According to persons familiar with the situation, India is attempting to obtain larger discounts on Russian oil to compensate for the danger of engaging with the OPEC+ supplier while other buyers shy away.
According to the persons, India is looking for Russian cargoes at less than $70 per barrel delivered to compensate for extra challenges like as arranging financing for acquisitions, which are being discussed at a high level between the two nations. Brent crude is presently selling about $105 per barrel on the global market.
Since the invasion of Ukraine in late February, both state and commercial refiners in the world’s third-largest oil importer have purchased more than 40 million barrels of Russian crude, according to the people. According to Bloomberg projections based on trade ministry data, this is 20% larger than Russia-to-India flows for the entire year of 2021.
India, which imports over 85% of its oil, is one of the last purchasers of Russian crude, which is a major source of cash for Vladimir Putin’s dictatorship. Evaporating European demand is putting a strain on Russia’s oil industry, with the Kremlin predicting a 17 percent reduction in output this year.
Although Russian oil exports to India are not prohibited, international constraints in areas such as marine insurance and US pressure on New Delhi are making the transaction more difficult. Prime Minister Narendra Modi has so far rejected Western pressure to cut ties with Moscow in exchange for drastically cheap oil. India is likewise heavily reliant on Russian arms imports.
If Russia agrees to the price demands and delivers the oil to India, India’s state-run refineries can handle approximately 15 million barrels per month, or about a tenth of total imports, the people said. According to them, any potential arrangement will benefit government-affiliated processors. Private refiners like Reliance Industries and Nayara Energy usually get their feedstock on their own.
An email requesting reaction from the Indian government was not immediately returned.
According to the sources, Moscow is looking at ways to keep supplies coming to India, both from the west via the Baltic Sea and from the Russian Far East via routes that become more accessible during the summer.

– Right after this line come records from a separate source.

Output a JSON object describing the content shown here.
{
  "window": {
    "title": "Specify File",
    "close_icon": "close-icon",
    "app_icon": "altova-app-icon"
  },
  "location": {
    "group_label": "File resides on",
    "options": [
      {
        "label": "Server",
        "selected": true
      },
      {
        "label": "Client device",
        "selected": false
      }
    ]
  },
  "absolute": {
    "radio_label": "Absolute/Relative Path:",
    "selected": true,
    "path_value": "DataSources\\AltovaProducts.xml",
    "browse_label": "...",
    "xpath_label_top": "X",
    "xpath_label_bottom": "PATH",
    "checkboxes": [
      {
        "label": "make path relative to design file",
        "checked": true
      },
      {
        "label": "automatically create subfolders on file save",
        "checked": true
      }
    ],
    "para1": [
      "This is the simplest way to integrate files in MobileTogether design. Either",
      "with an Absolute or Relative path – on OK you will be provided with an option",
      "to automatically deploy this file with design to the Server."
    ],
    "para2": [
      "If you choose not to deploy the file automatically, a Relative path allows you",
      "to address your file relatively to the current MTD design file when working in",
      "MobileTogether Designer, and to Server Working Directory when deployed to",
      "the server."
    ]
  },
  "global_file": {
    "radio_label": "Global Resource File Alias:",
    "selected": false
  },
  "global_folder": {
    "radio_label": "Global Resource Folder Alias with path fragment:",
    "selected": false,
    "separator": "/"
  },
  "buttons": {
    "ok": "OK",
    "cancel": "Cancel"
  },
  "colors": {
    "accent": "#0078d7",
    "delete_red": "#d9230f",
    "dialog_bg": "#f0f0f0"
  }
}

Even rerouting some crude through Vladivostok in the Far East has been considered by the two countries. While the maritime route from there to India might be faster, it would almost certainly be more expensive and logistically difficult.